  8. Know when to take a break. You can only run in high gear for so long before you burn out. Consider taking a personal day to recharge and refocus. If you’re at this point, you’ll need to think about long-term strategies for reducing your workload and not just managing it. For instance, if you’re starting a new project that has begun to take off, consider hiring more help. The thought may not even occur to you if you’re so used to doing all of the work yourself, but delegating is crucial if you want to see progress. Even if you’re not in a position to hire someone else, you might be able to automate some of the work. When I started using Text Expander, an application that allows you to key in frequently used phrases or paragraphs, I immediately noticed a reduction in time it took me to respond to email.

Following these tips does not necessarily mean you’ll be able to do everything you’d like in a given day. You will still have to make hard choices. However, planning ahead will help you anticipate those choices and be prepared to make the most of the time you do have.
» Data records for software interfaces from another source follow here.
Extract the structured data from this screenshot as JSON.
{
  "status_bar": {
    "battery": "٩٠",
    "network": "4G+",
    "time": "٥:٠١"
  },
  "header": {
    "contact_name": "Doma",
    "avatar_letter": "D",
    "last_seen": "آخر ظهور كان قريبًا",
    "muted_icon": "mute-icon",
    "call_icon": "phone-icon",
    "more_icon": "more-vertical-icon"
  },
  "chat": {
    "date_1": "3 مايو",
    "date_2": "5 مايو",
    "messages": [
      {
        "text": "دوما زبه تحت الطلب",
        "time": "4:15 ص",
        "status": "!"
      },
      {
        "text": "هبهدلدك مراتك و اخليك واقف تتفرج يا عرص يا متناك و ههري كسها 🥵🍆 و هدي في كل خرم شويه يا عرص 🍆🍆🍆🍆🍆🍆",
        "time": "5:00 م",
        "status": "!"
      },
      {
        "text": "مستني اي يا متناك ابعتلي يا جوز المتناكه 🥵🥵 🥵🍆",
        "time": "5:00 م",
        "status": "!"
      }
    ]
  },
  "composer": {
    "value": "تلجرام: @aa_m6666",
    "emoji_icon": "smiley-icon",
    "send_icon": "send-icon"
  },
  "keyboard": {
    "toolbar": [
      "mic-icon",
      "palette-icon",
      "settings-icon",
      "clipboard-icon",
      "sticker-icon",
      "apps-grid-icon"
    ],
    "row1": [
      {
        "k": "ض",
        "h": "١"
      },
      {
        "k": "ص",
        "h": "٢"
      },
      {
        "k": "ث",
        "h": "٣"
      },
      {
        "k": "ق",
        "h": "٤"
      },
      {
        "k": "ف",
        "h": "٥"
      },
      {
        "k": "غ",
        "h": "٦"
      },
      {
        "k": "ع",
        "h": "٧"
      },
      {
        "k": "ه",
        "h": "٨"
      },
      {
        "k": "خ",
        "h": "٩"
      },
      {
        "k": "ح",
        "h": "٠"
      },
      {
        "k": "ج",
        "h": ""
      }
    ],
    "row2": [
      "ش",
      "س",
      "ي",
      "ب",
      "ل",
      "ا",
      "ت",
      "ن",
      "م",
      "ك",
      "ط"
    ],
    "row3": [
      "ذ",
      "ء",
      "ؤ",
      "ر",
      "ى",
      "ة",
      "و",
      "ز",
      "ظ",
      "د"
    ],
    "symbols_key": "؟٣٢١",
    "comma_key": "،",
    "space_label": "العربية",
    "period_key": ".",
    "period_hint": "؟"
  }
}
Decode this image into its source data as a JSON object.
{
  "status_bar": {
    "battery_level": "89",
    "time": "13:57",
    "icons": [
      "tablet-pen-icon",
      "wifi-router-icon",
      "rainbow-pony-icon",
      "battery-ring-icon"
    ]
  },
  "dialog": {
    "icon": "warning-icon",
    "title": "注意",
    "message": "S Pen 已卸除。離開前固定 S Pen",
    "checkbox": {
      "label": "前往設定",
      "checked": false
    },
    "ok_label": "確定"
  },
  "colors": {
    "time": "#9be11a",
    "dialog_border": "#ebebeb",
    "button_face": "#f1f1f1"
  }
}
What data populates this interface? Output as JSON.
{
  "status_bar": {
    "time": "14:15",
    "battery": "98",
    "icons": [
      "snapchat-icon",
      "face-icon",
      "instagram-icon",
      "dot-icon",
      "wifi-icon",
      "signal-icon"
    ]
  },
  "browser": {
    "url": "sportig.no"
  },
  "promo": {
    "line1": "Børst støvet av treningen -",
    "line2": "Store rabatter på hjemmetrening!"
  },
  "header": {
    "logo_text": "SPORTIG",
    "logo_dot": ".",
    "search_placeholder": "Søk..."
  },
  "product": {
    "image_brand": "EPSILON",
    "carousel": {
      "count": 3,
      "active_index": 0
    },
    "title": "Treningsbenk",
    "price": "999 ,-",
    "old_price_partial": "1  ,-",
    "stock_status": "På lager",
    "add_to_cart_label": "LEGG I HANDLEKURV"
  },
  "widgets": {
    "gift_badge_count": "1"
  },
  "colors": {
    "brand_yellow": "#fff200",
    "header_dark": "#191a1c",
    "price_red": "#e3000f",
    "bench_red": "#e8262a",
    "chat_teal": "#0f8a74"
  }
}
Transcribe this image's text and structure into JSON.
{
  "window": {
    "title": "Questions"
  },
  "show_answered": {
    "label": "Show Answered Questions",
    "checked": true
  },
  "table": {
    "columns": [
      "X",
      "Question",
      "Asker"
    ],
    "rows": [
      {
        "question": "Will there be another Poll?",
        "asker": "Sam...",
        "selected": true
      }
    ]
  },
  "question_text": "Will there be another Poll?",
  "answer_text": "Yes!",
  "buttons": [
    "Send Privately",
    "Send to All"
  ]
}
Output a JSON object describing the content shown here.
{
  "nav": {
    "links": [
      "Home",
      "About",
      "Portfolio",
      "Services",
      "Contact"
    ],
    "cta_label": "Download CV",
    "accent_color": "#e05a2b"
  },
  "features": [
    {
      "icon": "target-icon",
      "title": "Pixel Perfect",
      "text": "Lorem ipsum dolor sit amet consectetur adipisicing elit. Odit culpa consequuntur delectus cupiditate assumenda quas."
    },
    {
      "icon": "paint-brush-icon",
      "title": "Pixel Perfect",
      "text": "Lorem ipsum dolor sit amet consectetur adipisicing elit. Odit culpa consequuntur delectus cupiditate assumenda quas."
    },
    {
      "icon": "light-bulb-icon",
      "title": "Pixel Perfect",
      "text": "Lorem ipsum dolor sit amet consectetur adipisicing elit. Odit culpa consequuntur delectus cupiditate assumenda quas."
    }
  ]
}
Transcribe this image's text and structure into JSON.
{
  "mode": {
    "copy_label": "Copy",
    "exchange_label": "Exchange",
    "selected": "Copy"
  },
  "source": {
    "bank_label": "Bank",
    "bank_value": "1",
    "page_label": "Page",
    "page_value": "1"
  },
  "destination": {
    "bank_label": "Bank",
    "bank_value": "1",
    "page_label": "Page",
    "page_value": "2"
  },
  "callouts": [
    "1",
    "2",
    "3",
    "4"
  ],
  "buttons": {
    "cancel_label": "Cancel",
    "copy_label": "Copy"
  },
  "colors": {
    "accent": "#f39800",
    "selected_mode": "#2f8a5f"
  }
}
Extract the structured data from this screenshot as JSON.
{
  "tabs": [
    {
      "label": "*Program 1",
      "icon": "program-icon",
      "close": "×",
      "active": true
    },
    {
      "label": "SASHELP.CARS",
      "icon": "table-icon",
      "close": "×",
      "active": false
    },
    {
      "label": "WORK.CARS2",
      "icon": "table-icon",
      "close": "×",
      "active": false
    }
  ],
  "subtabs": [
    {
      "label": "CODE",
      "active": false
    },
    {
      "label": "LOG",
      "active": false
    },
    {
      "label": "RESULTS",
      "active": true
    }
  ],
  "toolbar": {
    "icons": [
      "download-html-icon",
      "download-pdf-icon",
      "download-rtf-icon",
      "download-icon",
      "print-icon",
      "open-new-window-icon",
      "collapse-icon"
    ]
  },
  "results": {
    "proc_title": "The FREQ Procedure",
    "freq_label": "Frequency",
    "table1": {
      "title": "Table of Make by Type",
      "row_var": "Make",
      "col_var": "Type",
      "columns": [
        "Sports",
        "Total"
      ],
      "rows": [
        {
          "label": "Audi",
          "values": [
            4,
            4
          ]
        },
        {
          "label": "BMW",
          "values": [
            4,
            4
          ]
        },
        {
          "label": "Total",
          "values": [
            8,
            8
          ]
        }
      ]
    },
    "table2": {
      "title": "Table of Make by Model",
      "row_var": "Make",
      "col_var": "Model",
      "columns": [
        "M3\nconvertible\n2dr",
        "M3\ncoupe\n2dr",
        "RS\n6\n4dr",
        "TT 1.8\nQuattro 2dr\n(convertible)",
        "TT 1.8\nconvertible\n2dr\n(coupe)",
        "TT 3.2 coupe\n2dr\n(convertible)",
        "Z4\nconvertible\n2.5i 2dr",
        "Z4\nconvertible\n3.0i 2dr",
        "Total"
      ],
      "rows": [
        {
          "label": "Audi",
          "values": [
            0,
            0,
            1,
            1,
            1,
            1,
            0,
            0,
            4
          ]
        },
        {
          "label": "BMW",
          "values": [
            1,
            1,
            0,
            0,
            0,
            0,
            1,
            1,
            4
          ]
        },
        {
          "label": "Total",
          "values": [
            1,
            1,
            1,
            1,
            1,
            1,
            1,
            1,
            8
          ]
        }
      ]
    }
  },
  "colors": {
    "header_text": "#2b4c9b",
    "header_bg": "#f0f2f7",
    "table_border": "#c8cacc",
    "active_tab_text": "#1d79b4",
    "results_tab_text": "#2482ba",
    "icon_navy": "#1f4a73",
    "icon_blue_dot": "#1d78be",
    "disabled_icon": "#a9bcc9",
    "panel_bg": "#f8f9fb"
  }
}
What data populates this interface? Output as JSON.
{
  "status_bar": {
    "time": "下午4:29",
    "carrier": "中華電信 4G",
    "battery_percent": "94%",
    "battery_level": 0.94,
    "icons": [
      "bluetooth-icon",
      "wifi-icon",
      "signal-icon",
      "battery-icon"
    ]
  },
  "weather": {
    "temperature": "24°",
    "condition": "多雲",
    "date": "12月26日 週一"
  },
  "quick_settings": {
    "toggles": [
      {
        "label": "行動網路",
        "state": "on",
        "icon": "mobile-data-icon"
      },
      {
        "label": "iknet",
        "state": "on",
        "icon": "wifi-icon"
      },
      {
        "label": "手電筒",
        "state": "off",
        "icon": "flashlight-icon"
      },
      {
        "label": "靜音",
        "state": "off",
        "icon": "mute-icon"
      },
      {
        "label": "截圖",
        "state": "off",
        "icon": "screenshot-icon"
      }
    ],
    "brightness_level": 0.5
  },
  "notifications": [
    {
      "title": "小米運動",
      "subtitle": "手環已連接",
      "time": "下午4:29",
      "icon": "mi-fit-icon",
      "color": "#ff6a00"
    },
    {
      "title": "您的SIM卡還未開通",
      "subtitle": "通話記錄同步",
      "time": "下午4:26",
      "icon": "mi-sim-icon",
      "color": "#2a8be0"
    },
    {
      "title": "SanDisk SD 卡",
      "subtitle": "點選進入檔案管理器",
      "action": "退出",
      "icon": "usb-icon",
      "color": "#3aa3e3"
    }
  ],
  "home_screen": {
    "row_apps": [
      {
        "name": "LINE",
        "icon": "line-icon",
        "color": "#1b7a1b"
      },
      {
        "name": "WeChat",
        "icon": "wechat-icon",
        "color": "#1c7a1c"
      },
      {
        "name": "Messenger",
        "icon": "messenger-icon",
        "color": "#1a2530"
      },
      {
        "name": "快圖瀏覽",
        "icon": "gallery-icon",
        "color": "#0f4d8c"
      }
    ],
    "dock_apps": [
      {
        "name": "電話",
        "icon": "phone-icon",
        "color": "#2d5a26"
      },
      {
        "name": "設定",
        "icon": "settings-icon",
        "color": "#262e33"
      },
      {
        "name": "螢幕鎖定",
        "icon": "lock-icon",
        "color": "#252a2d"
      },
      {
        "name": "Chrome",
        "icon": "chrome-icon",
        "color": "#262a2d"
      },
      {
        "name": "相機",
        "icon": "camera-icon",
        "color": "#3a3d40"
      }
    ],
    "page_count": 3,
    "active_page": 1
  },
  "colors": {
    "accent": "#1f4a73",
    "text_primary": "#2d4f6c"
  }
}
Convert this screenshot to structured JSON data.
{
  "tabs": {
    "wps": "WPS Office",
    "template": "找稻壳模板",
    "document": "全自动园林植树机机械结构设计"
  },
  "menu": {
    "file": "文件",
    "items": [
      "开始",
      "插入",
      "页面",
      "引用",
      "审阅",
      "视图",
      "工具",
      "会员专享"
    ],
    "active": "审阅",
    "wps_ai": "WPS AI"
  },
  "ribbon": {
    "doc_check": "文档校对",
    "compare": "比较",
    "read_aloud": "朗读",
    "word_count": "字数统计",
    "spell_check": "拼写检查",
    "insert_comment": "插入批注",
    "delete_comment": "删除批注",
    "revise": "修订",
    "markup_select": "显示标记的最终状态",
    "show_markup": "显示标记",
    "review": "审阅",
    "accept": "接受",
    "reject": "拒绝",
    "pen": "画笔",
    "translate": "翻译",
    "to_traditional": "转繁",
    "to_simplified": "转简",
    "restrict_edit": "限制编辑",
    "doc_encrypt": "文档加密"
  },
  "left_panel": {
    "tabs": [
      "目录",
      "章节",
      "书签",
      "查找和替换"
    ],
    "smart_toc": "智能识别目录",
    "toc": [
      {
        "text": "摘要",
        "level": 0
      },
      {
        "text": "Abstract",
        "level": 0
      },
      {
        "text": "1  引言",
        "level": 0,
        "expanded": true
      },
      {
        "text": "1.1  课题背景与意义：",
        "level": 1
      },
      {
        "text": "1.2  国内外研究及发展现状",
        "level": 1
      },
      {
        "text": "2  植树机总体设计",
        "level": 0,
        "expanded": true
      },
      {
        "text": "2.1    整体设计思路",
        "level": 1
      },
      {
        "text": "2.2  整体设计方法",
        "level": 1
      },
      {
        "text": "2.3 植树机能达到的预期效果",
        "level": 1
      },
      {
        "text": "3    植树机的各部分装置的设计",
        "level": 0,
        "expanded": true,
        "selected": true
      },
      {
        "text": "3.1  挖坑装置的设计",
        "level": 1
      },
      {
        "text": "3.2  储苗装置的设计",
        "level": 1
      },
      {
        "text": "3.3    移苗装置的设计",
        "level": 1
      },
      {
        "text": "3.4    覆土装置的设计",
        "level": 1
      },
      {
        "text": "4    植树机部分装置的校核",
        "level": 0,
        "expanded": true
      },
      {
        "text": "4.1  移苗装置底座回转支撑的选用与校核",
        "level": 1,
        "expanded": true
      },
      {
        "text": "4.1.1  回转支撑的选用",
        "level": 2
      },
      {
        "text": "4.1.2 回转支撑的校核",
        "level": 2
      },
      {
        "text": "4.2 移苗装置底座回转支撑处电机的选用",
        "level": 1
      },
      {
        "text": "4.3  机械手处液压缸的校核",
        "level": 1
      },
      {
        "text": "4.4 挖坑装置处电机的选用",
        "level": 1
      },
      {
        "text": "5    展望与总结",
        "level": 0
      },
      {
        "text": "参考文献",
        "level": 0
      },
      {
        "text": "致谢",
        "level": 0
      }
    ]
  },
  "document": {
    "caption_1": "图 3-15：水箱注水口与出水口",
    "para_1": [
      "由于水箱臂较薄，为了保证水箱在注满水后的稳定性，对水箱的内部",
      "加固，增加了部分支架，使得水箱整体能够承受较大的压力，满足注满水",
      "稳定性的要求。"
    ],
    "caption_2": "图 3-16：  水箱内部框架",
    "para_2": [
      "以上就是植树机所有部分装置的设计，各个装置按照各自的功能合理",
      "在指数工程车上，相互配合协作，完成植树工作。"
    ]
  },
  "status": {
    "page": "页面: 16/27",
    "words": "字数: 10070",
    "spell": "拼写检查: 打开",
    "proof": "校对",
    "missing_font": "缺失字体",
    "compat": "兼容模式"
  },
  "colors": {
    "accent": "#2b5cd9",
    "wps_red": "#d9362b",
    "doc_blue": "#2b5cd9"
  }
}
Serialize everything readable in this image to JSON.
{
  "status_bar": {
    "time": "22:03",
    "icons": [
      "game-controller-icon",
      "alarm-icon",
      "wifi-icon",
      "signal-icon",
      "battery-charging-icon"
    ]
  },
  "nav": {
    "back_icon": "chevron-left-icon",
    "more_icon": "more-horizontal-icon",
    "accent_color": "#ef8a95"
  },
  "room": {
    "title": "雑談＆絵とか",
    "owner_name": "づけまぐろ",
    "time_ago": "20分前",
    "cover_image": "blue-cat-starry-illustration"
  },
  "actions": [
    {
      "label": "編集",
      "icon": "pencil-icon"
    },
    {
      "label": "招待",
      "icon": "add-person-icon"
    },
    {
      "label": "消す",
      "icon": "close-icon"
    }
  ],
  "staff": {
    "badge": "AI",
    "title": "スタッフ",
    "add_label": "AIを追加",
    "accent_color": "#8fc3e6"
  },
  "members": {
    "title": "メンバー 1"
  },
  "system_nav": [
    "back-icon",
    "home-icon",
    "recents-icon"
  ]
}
If you have a great tip to add to the list we would love to hear it. Just tag us on social media, we are @inkandvolt on Facebook and Instagram.